nP-1: General information about objects in an n-Point

For quick insight pictures of n-Points in EPG often are represented by figures bounded by n line-segments.

How many (n-1)-Points can be made up from an n-Point?
Many of the recursive constructions are based upon the property that from an n-Point exactly n different (n-1)-Points can be made up. This can easily be deduced by omitting one point from the n-Point. This will leave behind an (n-1)-Point. Since exactly n different Points can be omitted there will be n different (n-1)-Points contained in an n-Point. The (n-1)-Points in an n-Point will be called the Component (n-1)-Points. The remaining point after choosing an (n-1)-Point in an n-Point will be called the omitted point.
In descriptions we say “an n-Point contains n (n-1)-Points” or “an n-Point has n Component (n-1)-Points”. When we want to indicate different objects occurring in (n-1)-Points we say that there are n versions of these (n-1)P-objects.
The n versions of an object often will be noted with a suffix consisting of un underscore and a number 1, …, n, indicating the number of the omitted point. For example a 5-Point contains 5 4-Points and therefore has 5 4P-MVP-Centroids (4P-n-P1). They will be noted as 4P-n-P1_1, 4P-n-P1_2, 4P-n-P1_3, 4P-n-P1_4 and 4P-n-P1_5. The suffix number at the end is the number of the omitted point.

Recursive Eulerline situated points in an n-Point
There is a special way of construction of Eulerline points to a higher n-Point level.
This method is based upon the central property that from any n-Point n versions of (n-1)-Points can be constructed.

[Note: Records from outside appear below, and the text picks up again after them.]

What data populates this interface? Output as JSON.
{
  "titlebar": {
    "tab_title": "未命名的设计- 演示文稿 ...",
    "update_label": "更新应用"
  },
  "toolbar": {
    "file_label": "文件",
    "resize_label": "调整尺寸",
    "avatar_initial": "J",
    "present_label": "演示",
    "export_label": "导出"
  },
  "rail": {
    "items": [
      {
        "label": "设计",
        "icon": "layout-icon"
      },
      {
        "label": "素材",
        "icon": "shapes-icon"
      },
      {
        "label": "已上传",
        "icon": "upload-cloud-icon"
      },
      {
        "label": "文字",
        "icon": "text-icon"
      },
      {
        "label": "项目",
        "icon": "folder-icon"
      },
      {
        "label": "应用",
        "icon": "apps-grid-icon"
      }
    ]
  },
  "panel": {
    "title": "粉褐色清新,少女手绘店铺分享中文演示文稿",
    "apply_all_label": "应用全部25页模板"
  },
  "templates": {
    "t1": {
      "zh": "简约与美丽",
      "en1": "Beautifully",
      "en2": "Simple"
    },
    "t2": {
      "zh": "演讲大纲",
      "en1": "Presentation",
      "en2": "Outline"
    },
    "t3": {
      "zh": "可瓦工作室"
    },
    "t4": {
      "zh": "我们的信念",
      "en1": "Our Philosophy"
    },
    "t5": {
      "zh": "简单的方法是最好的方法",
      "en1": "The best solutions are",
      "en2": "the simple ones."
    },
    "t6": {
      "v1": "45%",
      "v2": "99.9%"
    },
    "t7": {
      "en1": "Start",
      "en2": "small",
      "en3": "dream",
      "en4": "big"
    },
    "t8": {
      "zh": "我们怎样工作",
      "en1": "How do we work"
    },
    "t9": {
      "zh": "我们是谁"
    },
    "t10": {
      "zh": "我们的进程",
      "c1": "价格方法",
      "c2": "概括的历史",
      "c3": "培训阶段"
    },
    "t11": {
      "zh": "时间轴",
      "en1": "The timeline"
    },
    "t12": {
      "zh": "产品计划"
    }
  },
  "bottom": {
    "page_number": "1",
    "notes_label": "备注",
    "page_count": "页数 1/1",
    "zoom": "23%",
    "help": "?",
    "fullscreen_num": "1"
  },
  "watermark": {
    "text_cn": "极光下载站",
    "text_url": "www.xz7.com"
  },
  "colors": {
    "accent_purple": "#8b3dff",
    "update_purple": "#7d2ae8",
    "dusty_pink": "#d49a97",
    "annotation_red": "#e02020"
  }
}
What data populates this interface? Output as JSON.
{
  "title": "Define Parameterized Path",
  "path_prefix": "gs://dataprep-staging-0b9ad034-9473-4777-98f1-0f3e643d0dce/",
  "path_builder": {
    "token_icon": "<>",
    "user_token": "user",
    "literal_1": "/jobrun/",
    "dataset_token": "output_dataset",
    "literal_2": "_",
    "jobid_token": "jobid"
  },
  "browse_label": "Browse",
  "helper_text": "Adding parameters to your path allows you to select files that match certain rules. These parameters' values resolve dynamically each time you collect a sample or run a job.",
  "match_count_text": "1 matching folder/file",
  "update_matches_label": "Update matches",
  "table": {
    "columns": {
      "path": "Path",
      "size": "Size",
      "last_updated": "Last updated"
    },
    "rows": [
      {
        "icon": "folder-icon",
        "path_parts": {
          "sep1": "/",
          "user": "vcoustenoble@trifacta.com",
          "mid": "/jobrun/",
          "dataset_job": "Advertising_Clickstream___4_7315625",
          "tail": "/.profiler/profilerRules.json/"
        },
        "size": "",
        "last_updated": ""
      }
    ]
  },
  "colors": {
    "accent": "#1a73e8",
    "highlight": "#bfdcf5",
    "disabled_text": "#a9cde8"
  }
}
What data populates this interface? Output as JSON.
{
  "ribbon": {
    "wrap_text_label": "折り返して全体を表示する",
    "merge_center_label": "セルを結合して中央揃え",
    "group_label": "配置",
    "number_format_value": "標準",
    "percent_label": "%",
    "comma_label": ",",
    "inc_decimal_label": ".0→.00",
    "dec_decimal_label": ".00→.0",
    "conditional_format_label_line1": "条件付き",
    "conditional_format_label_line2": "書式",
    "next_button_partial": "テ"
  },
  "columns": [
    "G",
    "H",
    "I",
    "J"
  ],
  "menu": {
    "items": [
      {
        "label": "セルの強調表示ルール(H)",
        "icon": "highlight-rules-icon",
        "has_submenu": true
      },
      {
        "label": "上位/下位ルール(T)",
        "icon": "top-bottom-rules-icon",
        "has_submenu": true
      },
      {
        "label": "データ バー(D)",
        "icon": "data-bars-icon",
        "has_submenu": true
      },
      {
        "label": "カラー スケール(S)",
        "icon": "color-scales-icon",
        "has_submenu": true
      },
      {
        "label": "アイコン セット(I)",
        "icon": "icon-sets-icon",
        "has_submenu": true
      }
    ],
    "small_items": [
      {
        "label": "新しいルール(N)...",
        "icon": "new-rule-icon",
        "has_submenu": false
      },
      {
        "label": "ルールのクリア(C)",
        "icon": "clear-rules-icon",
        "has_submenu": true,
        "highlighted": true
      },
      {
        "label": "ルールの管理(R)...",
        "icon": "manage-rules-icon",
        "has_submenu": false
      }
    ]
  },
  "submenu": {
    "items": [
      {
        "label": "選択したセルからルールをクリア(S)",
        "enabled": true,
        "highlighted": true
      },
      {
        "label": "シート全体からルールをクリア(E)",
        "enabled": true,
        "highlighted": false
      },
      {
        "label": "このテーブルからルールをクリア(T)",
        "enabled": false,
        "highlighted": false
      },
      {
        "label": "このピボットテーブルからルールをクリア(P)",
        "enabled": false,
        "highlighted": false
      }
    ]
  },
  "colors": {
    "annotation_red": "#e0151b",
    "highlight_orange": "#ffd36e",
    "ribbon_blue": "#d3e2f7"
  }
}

The centroid of these n versions produce a higher level nP-point.

 3P-point 4P-point 5P-point 6P-point nP-point X(2) 4P-n-P1 = QA-P1 5P-n-P1 6P-n-P1 Etc. X(3) 4P-n-P2 = QA-P32 5P-n-P2 6P-n-P2 Etc. X(4) 4P-n-P3 = QA-P33 5P-n-P3 6P-n-P3 Etc. X(5) 4P-n-P4 = Midpoint (QA-P32,QA-P33) 5P-n-P4 6P-n-P4 Etc.

Distance ratios for 3P-/4P-/5P-/6P-Eulerline points, etc., are preserved at the different n-levels.
X(2)=Centroid, X3=Circumcenter, X(4)=Orthocenter, X(5)=Nine-point Center.